# Brief:
Among the entries below, copy every line that carries the word "title".

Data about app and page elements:
_____
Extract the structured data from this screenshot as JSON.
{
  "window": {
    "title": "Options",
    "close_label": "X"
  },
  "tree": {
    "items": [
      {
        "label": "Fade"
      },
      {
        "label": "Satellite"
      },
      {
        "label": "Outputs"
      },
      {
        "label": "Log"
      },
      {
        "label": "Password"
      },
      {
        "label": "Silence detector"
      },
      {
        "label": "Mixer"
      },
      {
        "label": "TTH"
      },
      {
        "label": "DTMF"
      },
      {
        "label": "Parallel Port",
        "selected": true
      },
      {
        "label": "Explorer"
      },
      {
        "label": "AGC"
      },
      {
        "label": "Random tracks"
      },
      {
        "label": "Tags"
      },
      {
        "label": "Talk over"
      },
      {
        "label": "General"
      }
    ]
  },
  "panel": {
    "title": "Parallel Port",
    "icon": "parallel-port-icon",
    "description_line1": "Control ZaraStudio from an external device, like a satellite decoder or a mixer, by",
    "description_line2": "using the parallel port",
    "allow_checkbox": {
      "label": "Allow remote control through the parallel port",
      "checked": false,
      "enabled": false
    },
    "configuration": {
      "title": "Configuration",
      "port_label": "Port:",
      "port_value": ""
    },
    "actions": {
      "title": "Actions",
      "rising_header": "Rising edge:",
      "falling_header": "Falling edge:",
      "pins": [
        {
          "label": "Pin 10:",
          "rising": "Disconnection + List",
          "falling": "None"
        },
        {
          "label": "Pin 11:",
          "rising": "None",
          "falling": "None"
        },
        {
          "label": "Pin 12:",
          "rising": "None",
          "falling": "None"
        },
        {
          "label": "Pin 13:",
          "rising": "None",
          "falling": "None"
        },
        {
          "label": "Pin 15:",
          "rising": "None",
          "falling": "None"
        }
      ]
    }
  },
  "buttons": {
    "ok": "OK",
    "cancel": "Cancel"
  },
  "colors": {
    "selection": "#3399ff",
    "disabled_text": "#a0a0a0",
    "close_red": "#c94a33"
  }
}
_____
# Exercise result:
    "title": "Options",
    "title": "Parallel Port",
      "title": "Configuration",
      "title": "Actions",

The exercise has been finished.